Ads like this help ignite conversations around discrimination at home, schools and workplaces. However, there are others who have the potential to make an impact but miss it by a yardstick.
Like Lalita Ji, the outspoken housewife from Surf Excel ads, who would negotiate with the dhobi for overcharging her. Given this ubiquitous brand’s reach and potential to trigger conversations about how the Indian housewife could direct a nation’s narrative, the brand came short by showing her bargaining with the grocer and vegetable vendor, instead of competing with men in the boardroom.
As per the World Economic Forum’s Global Gender Gap Report 2022, it will take 132 years to close the global gender gap. “As crises are compounding, women’s workforce outcomes are suffering and the risk of global gender parity backsliding further intensifies,” the report says.
While the world tackles various economic and political jolts, organisations can play an important role in helping put gender equity back on track. They can ensure that their marketing and advertising campaigns shine a light on how women can access more opportunities for a better future for societies and communities. And, this does not mean swapping the sari with a skimpy dress.
Instead, they can start by countering the prevalent stereotypes and depict real-world women and their dreams, aspirations and disappointments. They can come up with campaigns that help boost their self-esteem. They can show how women can expand their spheres of influence by buying a car or a house, typically associated with products bought by the more knowledgeable man of the house.

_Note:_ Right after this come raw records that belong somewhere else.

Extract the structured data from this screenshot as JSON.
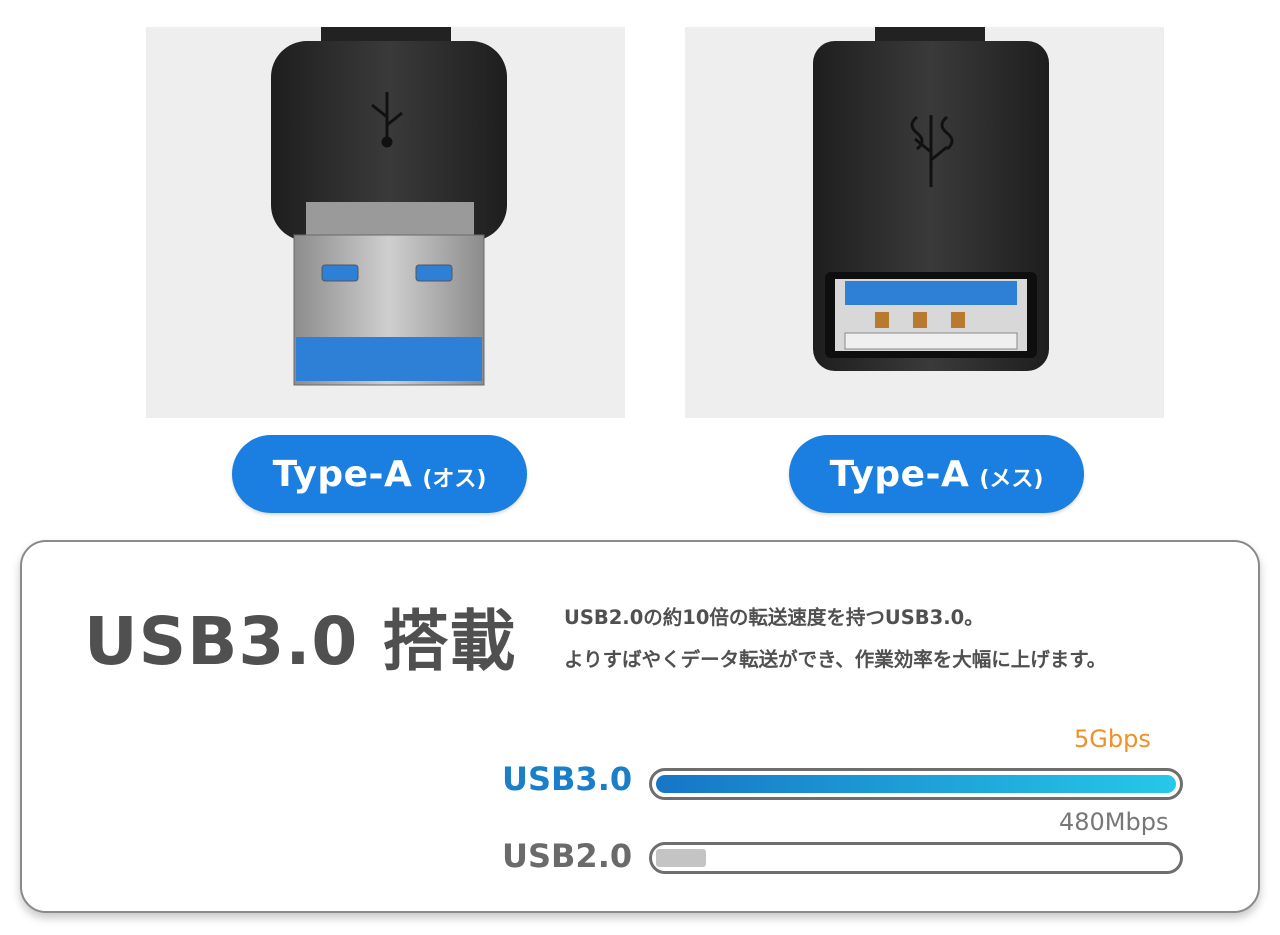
{
  "photos": {
    "male": {
      "label": "Type-A",
      "sub": "(オス)"
    },
    "female": {
      "label": "Type-A",
      "sub": "(メス)"
    }
  },
  "feature": {
    "title": "USB3.0 搭載",
    "desc_line1": "USB2.0の約10倍の転送速度を持つUSB3.0。",
    "desc_line2": "よりすばやくデータ転送ができ、作業効率を大幅に上げます。"
  },
  "speeds": [
    {
      "label": "USB3.0",
      "value": "5Gbps",
      "level": 1.0,
      "color": "#1a7fc8"
    },
    {
      "label": "USB2.0",
      "value": "480Mbps",
      "level": 0.096,
      "color": "#6a6a6a"
    }
  ],
  "colors": {
    "accent": "#1a7fe0",
    "usb3": "#1a7fc8",
    "usb3_value": "#f09025",
    "usb_blue": "#2e7fd6"
  }
}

Given the decisive role that advertising can play, these small and constant nudges can help build a meaningful connection with the target audience and challenge the status quo where women are still treated as second-class citizens.
Prahlad Kakkar is ad man, marketing guru and author